Legislation to double sales tax in an effort to chip away at Japan's mountainous debt was widely expected to pass a lower house ballot, despite a rebellion by up to a quarter of ruling party members.
But a looming split in the governing Democratic Party of Japan (DPJ), at least nominally provoked by the proposals, could see Noda lose his majority and force him to go prematurely to the polls, possibly within months.
Furious horse-trading between the DPJ and the two main opposition parties has all but guaranteed sufficient support for the bills, which will also revamp social security.
But estimates suggest up to 70 DPJ members, led by former powerbroker Ichiro Ozawa, are readying to vote against the tax rise, with some threatening to create a breakaway party.
Analysts say if 54 DPJ lawmakers in the lower house leave the party, the ruling coalition -- the DPJ and its minor partner -- would lose its majority in the chamber, which has the power to elect prime ministers.
The private TBS network reported Tuesday that about 55 lawmakers, mostly those in the Ozawa faction, were likely to vote against the bills.Of these, around 40 are determined to leave the DPJ.
The Nikkei said in its online edition that of the 289 DPJ lawmakers in the lower chamber, the number not toeing the party line -- including those who are absent or intend to abstain -- may exceed 70.

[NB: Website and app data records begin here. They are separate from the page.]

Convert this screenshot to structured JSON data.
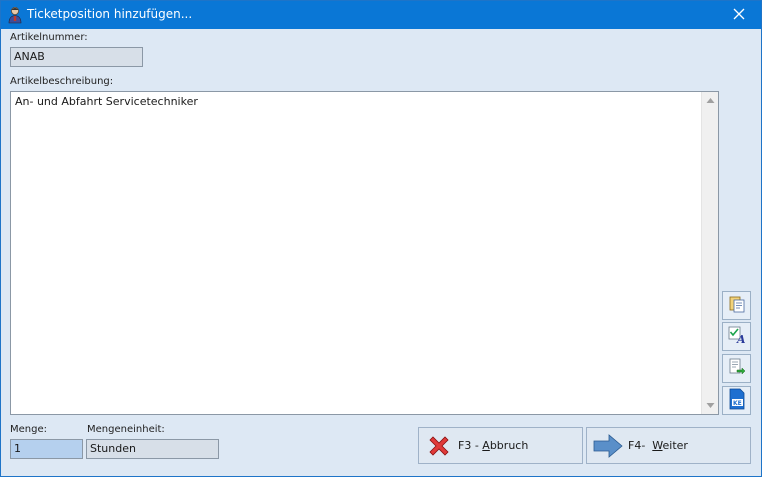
{
  "window": {
    "title": "Ticketposition hinzufügen...",
    "accent_color": "#0a77d6",
    "icon": "user-icon"
  },
  "artikelnummer": {
    "label": "Artikelnummer:",
    "value": "ANAB"
  },
  "artikelbeschreibung": {
    "label": "Artikelbeschreibung:",
    "value": "An- und Abfahrt Servicetechniker"
  },
  "side_buttons": [
    {
      "icon": "copy-clipboard-icon"
    },
    {
      "icon": "spellcheck-icon"
    },
    {
      "icon": "insert-text-icon"
    },
    {
      "icon": "text-block-icon"
    }
  ],
  "menge": {
    "label": "Menge:",
    "value": "1"
  },
  "mengeneinheit": {
    "label": "Mengeneinheit:",
    "value": "Stunden"
  },
  "buttons": {
    "cancel": {
      "prefix": "F3 - ",
      "mnemonic": "A",
      "rest": "bbruch"
    },
    "next": {
      "prefix": "F4-  ",
      "mnemonic": "W",
      "rest": "eiter"
    }
  }
}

If Ozawa's mooted breakaway -- still far from a certainty -- has the critical mass to upend Noda's majority, opponents will likely seize the opportunity and call a confidence vote.

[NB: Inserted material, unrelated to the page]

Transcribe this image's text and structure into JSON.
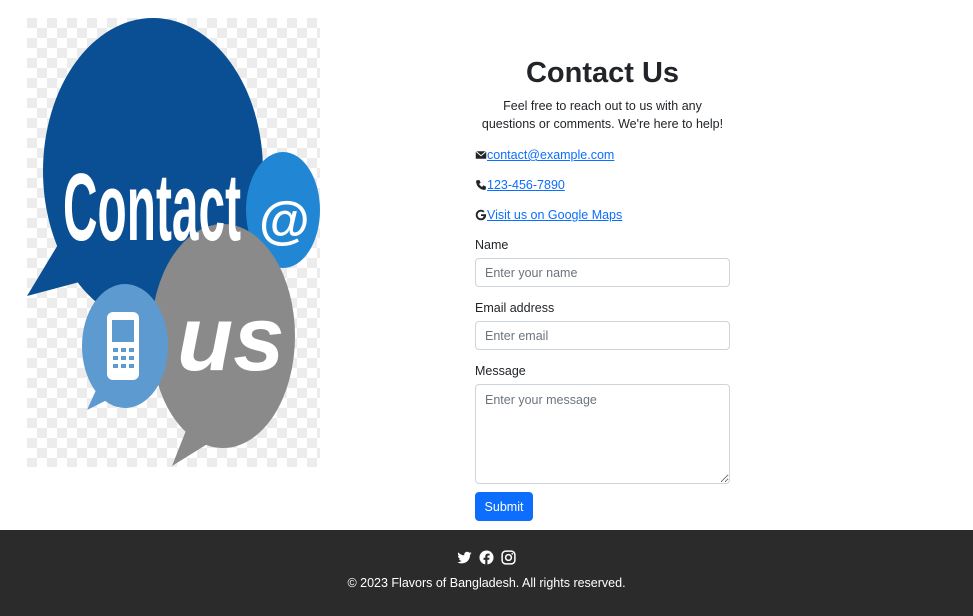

If that motion passes, the prime minister would have little choice but to go to the electorate, with opinion polls suggesting he would receive a drubbing.
Voting on the bills was expected to begin around 0600 GMT.
Noda, who has staked his premiership on a tax rise widely believed to be a sensible way for Japan to begin plugging its fiscal hole, was unbowed Tuesday, telling a parliamentary committee he would not waver.
"We must press ahead with reforms by considering not only the lives of people in the current time but also future generations," he said.
"It would be irresponsible politics if we stall in front of this huge mountain."
Tetsuro Kato, professor of politics at Waseda University, told AFP the governing party was "facing a crisis of break-up," adding Noda may call snap elections soon, "depending upon results from the vote".
Sadakazu Tanigaki, president of the largest opposition Liberal Democratic Party, which has swung behind the tax rise bills, told reporters a general election was in the "national interest".
Noda has warned that the future of the world's third-largest economy rests on tackling its hulking public debt, which at more than double the GDP, is proportionately the world's largest.
Opponents of the planned tax rise from the current five percent to 10 percent by 2015 say any increase in household bills would derail Japan's uncertain economic recovery.